His first cooking lesson from Joy was split-pea soup. She talked him through dicing the garlic, cutting the onion, and sauteeing it. As Joe got better, they began tackling some of Joy’s signature dishes, like eggplant parmesan and homemade Italian sauce.
“I would always ask her, what is it missing? How is it?” Joe said. “I still do that now. If I’m making chicken parm, I cut off a piece of chicken after it’s all breaded and say ‘OK how is it?’ If she says it’s good, I start fixing the plate.”
Only cooking for two, it’s easy to end up with too much, however.
“Sometimes she doesn’t want to eat a lot, so I have to pull back,” Joe said.
He invested in a vacuum sealer and keeps the freezer stocked with ready meals. He even makes their own salad dressings.

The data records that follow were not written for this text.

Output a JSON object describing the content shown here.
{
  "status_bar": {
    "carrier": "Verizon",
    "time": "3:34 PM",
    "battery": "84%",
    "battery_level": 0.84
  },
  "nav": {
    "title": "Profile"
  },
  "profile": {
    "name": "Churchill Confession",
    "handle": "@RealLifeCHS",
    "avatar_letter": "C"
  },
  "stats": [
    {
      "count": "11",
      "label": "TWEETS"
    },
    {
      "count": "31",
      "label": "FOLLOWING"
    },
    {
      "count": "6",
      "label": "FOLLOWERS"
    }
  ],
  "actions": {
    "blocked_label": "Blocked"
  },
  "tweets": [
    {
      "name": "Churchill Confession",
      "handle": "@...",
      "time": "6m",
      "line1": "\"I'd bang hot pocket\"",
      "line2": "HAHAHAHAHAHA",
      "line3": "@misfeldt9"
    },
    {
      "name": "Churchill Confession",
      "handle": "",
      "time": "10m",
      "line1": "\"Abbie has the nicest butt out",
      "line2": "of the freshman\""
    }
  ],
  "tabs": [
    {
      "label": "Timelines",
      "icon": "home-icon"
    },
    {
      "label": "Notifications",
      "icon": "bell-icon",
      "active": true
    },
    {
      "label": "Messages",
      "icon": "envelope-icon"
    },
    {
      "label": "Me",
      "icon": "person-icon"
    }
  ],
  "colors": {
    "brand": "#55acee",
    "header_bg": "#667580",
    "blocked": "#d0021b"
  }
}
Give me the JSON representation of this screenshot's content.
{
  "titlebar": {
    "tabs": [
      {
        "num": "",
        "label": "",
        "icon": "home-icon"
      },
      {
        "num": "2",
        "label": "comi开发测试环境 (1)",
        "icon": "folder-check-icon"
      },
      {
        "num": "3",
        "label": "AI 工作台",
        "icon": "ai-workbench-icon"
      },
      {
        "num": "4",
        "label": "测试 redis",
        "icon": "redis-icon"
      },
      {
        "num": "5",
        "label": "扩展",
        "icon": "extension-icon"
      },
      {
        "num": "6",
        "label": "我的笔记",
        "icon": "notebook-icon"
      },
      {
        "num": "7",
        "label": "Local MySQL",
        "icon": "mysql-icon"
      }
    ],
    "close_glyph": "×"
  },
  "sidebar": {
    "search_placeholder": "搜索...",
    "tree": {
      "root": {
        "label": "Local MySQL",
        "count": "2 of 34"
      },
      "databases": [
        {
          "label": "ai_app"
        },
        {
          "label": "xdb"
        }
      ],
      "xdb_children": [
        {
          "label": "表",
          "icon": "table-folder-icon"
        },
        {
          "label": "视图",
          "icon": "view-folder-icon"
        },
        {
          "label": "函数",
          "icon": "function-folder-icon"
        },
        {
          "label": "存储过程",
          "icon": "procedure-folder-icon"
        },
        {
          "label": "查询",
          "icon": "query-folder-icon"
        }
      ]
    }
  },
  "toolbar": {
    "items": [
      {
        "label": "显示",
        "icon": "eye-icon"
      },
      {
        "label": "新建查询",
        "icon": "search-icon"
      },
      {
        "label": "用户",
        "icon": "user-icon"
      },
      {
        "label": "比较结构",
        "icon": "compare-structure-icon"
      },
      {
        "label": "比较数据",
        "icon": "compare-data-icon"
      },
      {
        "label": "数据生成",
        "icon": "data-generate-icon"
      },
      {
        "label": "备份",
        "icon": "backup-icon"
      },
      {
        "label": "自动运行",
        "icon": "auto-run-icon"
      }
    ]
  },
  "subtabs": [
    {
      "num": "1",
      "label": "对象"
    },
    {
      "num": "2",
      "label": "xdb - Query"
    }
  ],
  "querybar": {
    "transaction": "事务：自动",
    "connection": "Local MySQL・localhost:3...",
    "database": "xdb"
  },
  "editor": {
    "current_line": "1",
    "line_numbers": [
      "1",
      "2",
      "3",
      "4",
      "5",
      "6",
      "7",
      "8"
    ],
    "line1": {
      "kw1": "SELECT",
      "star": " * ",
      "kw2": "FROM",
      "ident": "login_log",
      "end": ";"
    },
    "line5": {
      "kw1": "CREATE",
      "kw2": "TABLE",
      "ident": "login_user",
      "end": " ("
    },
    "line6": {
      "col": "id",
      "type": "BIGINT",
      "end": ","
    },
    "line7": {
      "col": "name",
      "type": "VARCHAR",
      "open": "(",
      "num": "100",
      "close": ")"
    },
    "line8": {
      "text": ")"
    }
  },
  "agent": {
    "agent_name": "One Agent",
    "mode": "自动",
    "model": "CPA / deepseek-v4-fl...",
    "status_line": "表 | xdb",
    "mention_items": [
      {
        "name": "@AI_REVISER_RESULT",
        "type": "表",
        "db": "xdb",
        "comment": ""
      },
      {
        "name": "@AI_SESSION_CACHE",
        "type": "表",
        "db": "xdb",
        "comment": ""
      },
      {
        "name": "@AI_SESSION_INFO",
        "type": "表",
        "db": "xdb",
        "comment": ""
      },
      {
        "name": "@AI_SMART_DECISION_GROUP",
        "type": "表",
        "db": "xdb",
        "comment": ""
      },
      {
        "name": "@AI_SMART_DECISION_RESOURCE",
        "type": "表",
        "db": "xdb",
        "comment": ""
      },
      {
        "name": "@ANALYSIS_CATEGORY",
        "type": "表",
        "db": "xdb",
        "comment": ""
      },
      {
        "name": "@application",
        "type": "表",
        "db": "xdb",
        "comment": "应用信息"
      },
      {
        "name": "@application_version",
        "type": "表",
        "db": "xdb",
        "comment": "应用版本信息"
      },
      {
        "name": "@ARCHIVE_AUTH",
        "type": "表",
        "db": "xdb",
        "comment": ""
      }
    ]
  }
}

“Unlike women, I haven’t been doing this for 60 or 70 years,” Joe said. “I’ve only been doing this since 2007. So I haven’t lost interest in it. It’s new to me, and still I like doing it.”
One of his favorite pastimes is trolling the internet for new recipes, printing them out and slipping them into plastic sleeves in his three-ring recipe binders, each one indexed with tabs according to main ingredients.
Staying organized is a bit of an obsession for Joe. He keeps three appointment books, each of them identical. One for the car, one for the house and a back-up — just in case.
If they’re at the doctor’s office making the next appointment, he grabs the planner from his car to write it down, and later transfers it to the day planner at home.
Joe’s also had to learn to shop for women’s clothes. Even though Joy’s 93 and housebound, he likes to treat her to new outfits. He’s learned his way around Belk, with Alfred Dunner and Kim Rogers being his go-to brands.
“I can fall back on those because I know if it’s that brand, what size will fit,” Joe said.
Aging with humor
As the couple settled in for their afternoon coffee, Joe cut a slice of store-bought coffee cake and delivered to Joy’s place at the table.
“This is good, honey,” Joy said.
“Thanks, I just made it. See, I burnt my finger taking it out of the oven,” Joe quipped.
“I don’t believe you,” Joy laughed. “I’ve been married to you too long. I think we’ve been married 100 years.”
The friendly banter goes on like this all day. Finding humor in aging is what keeps them going.
“When it’s time for her bath, I say ‘OK, it’s time to wash the elephant,’” Joe said.
“You don’t want to take a picture of that,” Joy said, lifting her arm to her face like a trunk and trumpeted with a chuckle.
As Joy tipped the last sip of coffee to her lips, Joe rose to fetch the pot.
“It’s a reflex. I do it without even thinking about it,” he said. “After 59 years, you just know.”
Joe prides himself on his Italian ancestry, and not just any Italian ancestry. He’s Sicilian, known for their passion and temper, which will flare from 0 to 60 if he doesn’t like how someone treats Joy.
During an emergency hospital visit while the couple was still in Florida, the nurses made the mistake of parking Joy’s gurney in the hallway of the ER. They didn’t have space to get her into a room, they explained.
“I said ‘Fine,’ and I took her bed and started dragging her into an elevator. They said ‘Where you going?’ I said ‘I’m going home, and you can’t stop me. The only way I’m staying is if you find her a room,’” Joe said.
Joy is cognizant enough to realize caring for her round the clock must take its toll on Joe. But he won’t hear of it.
“The other night, she said ‘Don’t put me away.’ And I said “I haven’t put you away yet.’ And she said ‘Yeah but I’m a pain in the ass.’ I said, ‘Yeah, but you’re my pain in the ass.’”